◆ Collected data entries
──────────────────────────────

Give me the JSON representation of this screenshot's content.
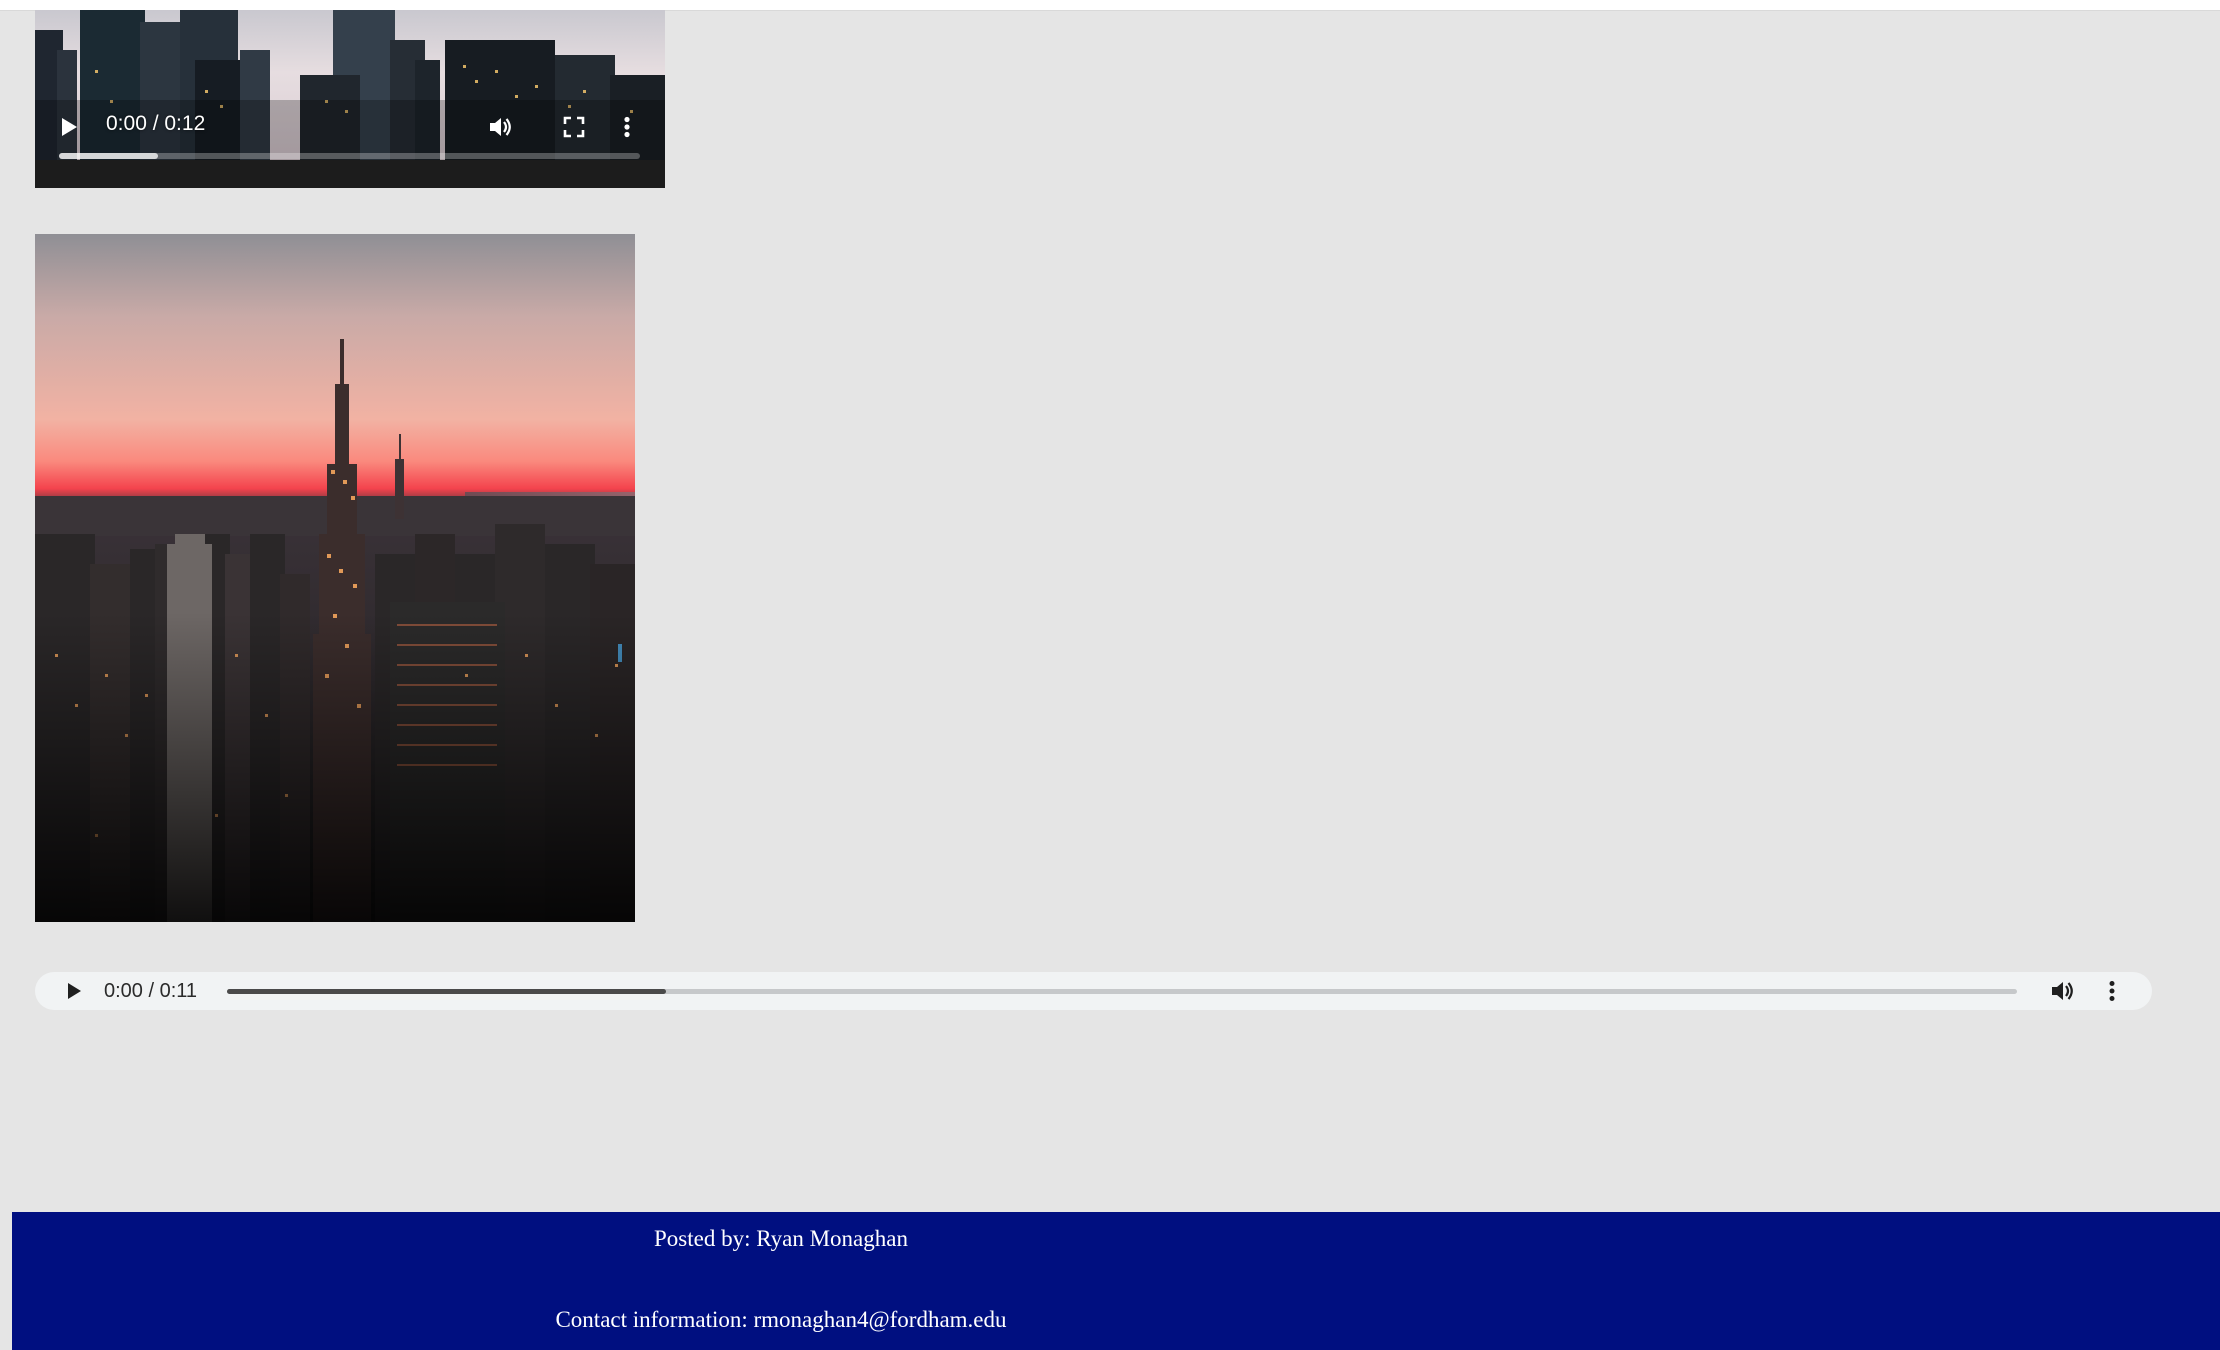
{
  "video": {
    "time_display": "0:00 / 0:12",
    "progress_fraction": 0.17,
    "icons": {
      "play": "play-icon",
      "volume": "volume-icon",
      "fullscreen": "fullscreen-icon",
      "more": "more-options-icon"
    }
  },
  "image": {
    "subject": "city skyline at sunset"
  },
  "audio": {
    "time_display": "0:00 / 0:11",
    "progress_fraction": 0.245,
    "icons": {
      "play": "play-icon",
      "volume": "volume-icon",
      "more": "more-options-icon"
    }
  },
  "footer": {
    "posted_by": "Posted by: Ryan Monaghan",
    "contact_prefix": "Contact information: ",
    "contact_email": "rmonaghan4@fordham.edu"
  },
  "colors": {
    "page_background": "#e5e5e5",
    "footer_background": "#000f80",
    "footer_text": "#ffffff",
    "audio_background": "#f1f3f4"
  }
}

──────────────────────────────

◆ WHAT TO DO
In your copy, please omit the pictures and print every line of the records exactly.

◆ SOLUTION TO THE PROBLEM
Give me the JSON representation of this screenshot's content.
{
  "video": {
    "time_display": "0:00 / 0:12",
    "progress_fraction": 0.17,
    "icons": {
      "play": "play-icon",
      "volume": "volume-icon",
      "fullscreen": "fullscreen-icon",
      "more": "more-options-icon"
    }
  },
  "image": {
    "subject": "city skyline at sunset"
  },
  "audio": {
    "time_display": "0:00 / 0:11",
    "progress_fraction": 0.245,
    "icons": {
      "play": "play-icon",
      "volume": "volume-icon",
      "more": "more-options-icon"
    }
  },
  "footer": {
    "posted_by": "Posted by: Ryan Monaghan",
    "contact_prefix": "Contact information: ",
    "contact_email": "rmonaghan4@fordham.edu"
  },
  "colors": {
    "page_background": "#e5e5e5",
    "footer_background": "#000f80",
    "footer_text": "#ffffff",
    "audio_background": "#f1f3f4"
  }
}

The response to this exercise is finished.